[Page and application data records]
......

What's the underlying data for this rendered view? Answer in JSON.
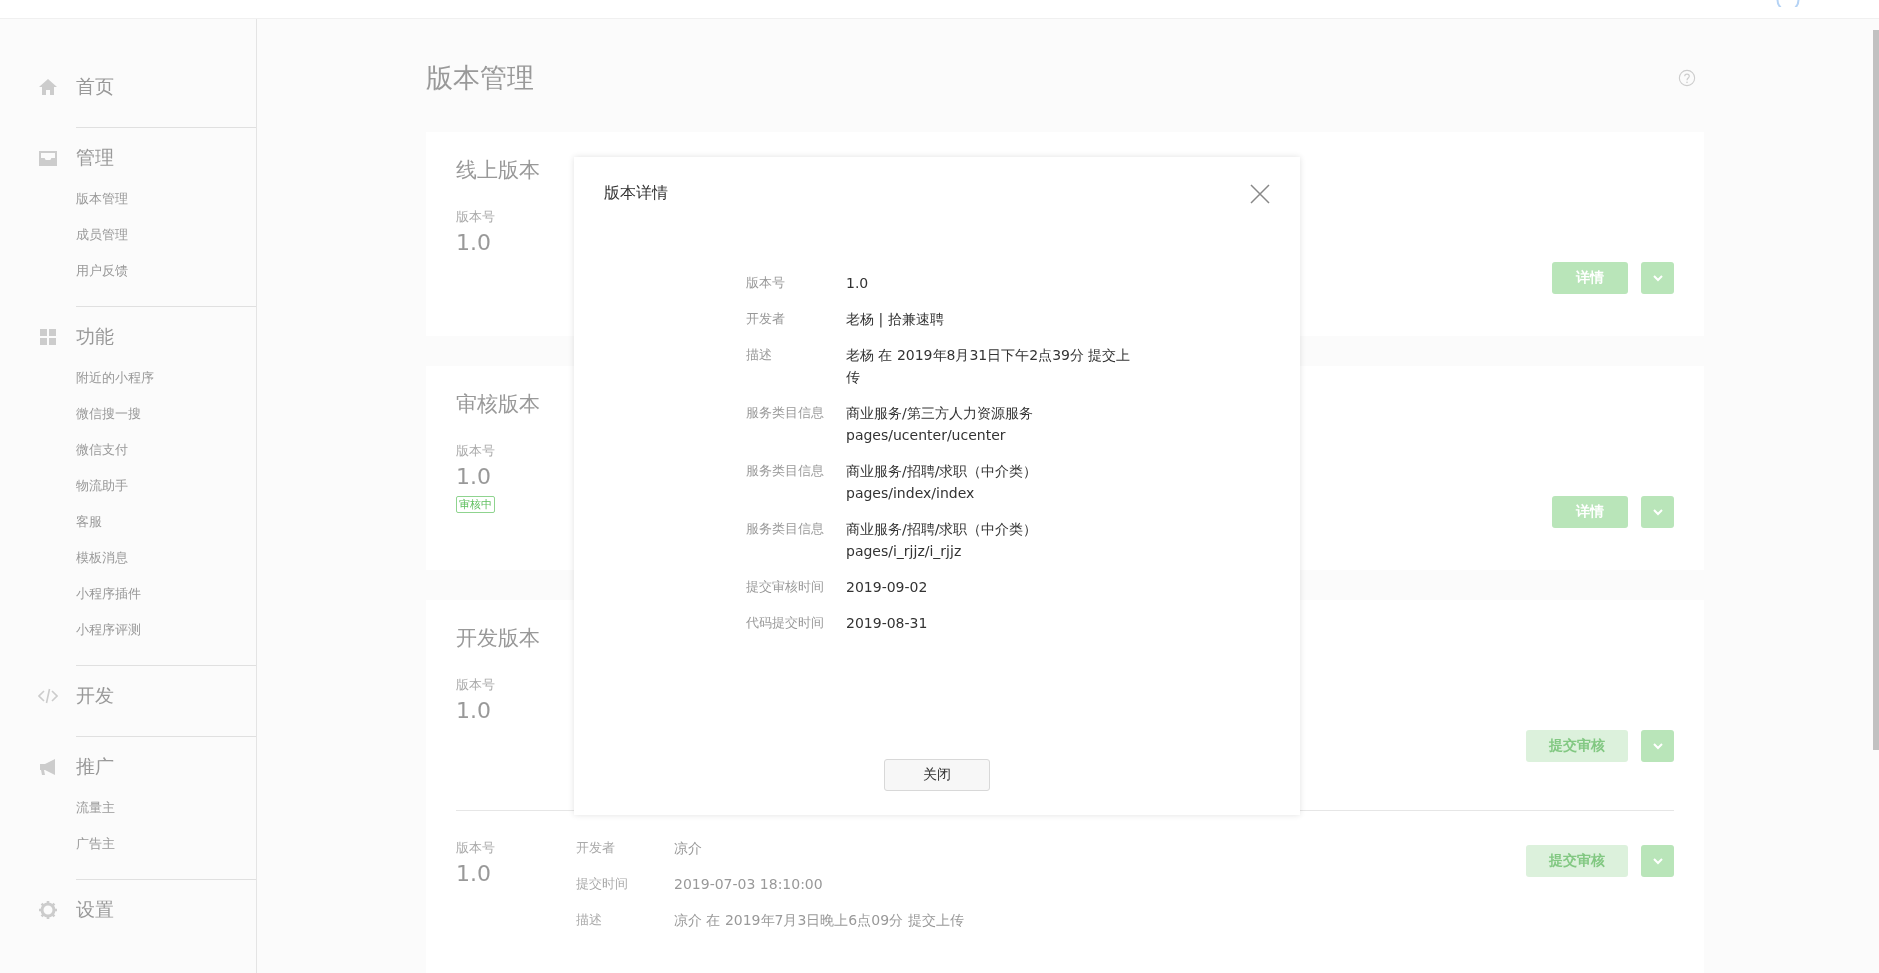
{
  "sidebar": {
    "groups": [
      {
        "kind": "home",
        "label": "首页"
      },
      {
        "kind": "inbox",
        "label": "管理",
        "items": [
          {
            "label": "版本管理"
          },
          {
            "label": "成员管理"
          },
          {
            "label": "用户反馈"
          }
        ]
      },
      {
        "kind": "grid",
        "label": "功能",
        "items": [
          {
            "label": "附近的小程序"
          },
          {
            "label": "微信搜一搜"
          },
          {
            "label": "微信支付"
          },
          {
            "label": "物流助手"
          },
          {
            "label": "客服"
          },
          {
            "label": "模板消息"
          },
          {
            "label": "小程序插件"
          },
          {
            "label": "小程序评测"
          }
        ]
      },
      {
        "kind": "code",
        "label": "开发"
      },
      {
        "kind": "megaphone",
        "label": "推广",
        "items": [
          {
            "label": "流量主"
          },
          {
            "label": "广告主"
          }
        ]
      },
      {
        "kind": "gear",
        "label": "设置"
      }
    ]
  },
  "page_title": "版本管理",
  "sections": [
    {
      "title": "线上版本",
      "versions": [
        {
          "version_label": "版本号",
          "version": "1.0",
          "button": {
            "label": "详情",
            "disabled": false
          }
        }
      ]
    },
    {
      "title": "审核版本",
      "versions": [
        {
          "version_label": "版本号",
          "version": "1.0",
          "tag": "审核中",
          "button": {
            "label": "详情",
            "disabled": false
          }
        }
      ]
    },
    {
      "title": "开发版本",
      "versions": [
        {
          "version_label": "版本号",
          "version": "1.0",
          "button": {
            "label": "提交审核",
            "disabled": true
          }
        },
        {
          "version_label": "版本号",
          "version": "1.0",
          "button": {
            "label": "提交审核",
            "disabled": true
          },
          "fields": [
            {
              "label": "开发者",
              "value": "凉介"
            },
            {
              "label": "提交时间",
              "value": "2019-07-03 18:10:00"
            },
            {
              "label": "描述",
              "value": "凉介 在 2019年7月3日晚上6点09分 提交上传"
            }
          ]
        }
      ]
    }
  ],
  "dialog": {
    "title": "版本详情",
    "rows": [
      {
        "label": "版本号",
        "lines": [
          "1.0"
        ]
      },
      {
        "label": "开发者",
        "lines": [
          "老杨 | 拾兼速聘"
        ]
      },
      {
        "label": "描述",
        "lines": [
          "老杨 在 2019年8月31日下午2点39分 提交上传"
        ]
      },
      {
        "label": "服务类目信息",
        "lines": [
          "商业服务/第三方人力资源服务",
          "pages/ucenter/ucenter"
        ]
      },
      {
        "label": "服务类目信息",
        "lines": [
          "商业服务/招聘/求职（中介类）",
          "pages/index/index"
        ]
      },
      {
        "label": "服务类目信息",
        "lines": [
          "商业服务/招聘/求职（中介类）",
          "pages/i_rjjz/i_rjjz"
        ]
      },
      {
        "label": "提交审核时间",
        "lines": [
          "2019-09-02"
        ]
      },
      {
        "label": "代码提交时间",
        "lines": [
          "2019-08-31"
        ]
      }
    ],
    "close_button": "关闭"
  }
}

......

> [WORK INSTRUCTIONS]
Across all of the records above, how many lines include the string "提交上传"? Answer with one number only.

> [EXERCISE RESPONSE]
2